## Problem statement
Work out how many lines of the entries have the word "time" in them. Respond with that number only.

Items from an interface collection:
◇ ◇ ◇ ◇ ◇ ◇ ◇
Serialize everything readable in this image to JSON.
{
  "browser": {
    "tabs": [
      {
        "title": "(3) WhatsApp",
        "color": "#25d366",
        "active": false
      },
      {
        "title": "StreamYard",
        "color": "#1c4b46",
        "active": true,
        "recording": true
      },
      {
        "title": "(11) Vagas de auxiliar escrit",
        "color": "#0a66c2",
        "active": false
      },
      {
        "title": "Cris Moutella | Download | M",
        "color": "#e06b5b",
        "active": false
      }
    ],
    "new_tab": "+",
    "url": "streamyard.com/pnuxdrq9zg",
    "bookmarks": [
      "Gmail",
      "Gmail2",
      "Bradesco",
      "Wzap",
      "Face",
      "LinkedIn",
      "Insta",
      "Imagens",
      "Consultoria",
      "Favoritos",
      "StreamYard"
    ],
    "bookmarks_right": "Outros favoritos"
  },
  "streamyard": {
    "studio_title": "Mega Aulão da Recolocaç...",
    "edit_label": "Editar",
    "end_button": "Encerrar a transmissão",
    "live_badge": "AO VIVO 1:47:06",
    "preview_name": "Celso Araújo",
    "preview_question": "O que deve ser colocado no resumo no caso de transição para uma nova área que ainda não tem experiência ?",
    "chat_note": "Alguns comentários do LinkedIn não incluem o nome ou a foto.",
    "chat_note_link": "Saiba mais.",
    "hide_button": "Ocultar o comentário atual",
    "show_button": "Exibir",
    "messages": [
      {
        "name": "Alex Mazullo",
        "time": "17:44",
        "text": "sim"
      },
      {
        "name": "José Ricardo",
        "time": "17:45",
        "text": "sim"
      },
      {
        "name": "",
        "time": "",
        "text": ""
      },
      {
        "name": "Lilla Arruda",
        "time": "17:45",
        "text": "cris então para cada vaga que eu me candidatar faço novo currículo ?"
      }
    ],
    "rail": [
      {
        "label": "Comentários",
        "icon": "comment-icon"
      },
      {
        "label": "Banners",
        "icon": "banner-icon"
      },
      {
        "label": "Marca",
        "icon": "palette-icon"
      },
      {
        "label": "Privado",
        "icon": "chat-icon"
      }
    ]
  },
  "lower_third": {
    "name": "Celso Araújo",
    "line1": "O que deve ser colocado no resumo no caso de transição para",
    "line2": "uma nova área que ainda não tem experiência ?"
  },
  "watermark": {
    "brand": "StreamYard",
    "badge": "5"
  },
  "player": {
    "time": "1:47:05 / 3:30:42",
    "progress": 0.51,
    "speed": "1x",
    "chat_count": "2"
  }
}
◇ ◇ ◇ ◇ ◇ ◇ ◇
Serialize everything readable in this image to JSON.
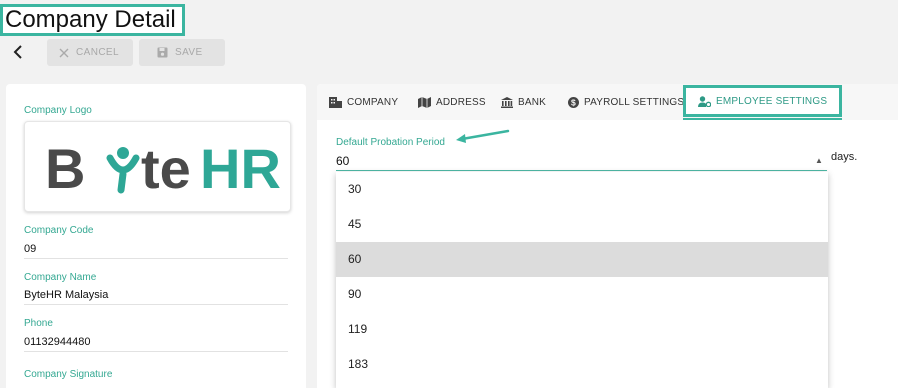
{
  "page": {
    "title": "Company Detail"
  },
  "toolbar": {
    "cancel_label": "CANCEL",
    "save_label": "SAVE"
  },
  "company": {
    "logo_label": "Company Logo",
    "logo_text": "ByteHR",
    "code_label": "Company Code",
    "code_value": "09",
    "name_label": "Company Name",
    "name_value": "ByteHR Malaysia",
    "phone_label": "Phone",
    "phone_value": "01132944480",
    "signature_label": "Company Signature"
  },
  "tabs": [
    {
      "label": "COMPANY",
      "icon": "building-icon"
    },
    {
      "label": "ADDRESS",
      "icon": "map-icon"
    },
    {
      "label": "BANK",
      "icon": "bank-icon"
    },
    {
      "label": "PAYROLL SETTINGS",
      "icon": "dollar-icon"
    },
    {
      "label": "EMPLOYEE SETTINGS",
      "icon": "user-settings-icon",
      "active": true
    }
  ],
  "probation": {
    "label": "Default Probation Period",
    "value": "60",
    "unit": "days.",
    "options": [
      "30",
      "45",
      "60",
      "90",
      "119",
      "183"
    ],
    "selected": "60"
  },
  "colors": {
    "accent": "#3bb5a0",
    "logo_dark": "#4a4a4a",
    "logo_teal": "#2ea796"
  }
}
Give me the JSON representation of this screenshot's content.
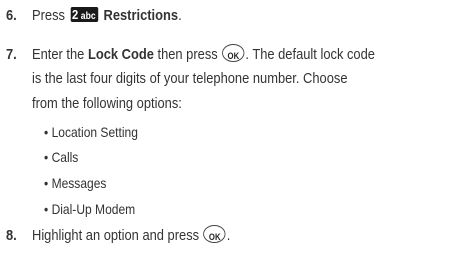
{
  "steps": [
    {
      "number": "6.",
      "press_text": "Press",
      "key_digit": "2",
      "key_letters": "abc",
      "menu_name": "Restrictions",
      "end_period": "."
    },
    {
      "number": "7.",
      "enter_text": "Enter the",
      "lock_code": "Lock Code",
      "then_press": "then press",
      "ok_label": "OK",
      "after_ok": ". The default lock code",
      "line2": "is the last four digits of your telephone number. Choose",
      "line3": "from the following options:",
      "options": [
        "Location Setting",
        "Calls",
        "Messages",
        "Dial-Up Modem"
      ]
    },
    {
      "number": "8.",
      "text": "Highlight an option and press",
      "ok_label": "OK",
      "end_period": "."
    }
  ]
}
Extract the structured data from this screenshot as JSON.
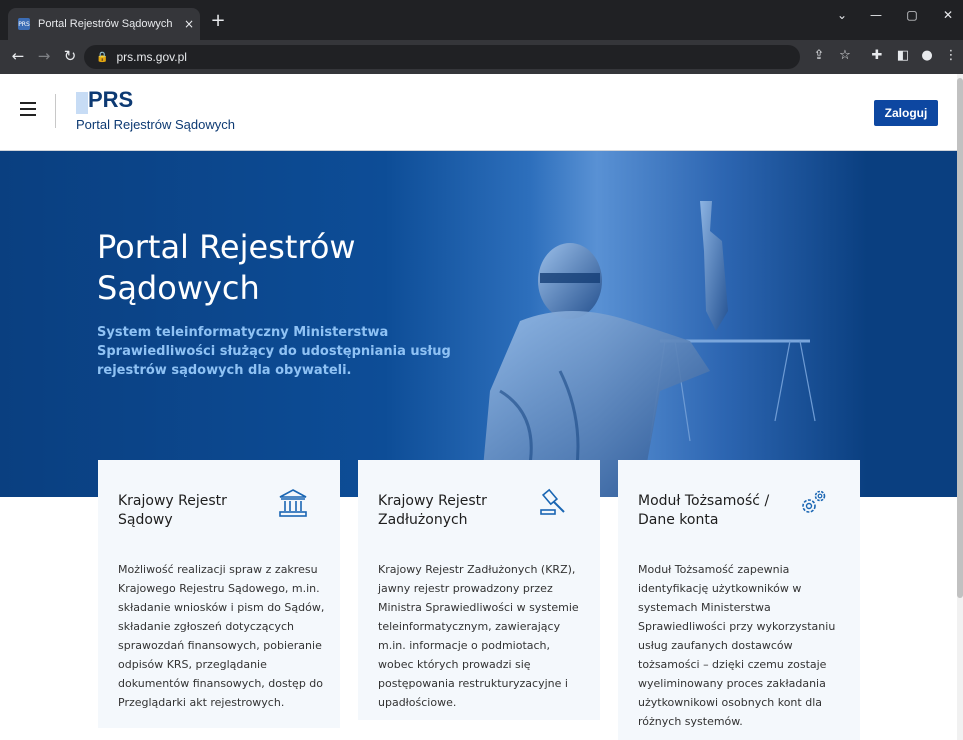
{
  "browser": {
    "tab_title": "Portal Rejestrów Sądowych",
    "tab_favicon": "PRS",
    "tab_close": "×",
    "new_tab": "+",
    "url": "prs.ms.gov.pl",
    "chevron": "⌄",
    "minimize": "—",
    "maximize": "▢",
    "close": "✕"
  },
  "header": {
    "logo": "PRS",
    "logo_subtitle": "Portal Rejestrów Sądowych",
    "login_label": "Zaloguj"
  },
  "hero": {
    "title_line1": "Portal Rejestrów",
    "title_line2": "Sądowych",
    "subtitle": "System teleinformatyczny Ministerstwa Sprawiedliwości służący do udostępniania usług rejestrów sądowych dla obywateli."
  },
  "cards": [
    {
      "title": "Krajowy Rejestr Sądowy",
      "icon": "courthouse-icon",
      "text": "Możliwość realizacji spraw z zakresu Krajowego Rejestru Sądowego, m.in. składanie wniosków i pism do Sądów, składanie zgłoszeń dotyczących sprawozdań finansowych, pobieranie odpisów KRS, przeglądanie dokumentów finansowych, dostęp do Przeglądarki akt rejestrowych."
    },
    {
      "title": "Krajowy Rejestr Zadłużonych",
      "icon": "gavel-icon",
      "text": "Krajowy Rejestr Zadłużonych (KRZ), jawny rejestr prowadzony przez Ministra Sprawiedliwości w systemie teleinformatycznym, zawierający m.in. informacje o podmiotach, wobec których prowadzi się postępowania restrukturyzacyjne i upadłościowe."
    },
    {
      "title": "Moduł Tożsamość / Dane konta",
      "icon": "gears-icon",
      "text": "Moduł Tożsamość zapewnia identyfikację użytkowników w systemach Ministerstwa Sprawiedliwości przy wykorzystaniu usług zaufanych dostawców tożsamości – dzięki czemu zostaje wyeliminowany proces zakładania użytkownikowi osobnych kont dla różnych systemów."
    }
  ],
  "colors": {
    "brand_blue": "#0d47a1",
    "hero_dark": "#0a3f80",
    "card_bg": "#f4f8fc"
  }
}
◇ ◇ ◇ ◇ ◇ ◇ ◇
## Reply to the task
5